Promise

Written by Rachel Eliza Griffiths
Review by Sarah Johnson

A searing account of how racism reaches its long arm into all corners of American life, Griffiths’ first novel also honors the love cradled within Black families and how it grants them inner strength and the power of defiance. Promise opens with glorious scenes of a late summer idyll in coastal New England in 1957. It’s the day before school begins in Salt Point, Maine, and Hyacinth “Cinthy” Kindred and her sister Ezra, thirteen and fifteen, are becoming young women, which their devoted parents, Heron and Lena, realize will make the world look at them differently. Ezra’s best friend Ruby Scaggs, a poor white neighbor whose father beats her, refuses to acknowledge their differences, but Ezra knows their closeness will soon run its course. The world is too much with them.

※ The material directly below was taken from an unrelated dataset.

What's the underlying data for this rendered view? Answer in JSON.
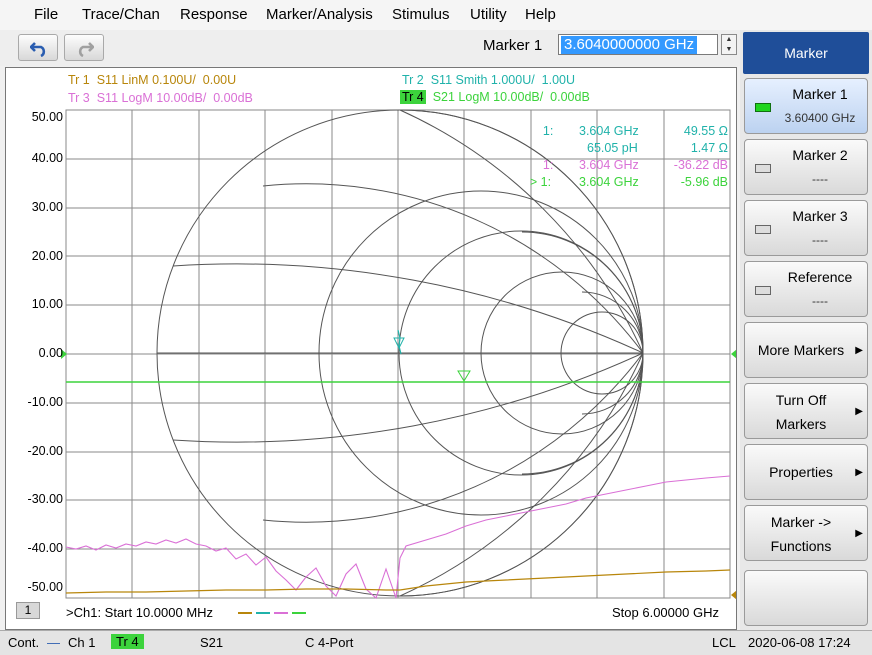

Within a week, life turns threatening. Cinthy’s favorite teacher commits suicide and is replaced by a snooty bigot. Ruby makes an unforgiveable mistake. The Kindreds’ good friends, the Junketts – the only other Black family nearby – are terrorized by a white police deputy. President Eisenhower has just signed the Civil Rights Act, and repercussions bubble forth. Realizing he can no longer shelter his daughters as he’d prefer, Heron reveals the personal and ancestral tragedies that spurred his move from Delaware to the isolated north, a supposedly safer place. Cinthy and Ezra must decide how to react to it all.

Promise holds nothing back in terms of circumstance, language, and emotion, creating a hard-hitting read that compels with its fully fleshed-out characters: Black and white, old and young. Griffiths’ background as a multi-published poet shows in many quote-worthy lines (“To claim herself was the sweetest and most dangerous theft”), and the ending, full of sadness and triumph, sings like an invocation. An assured debut about generational trauma, finding home, and the importance of nourishing joy.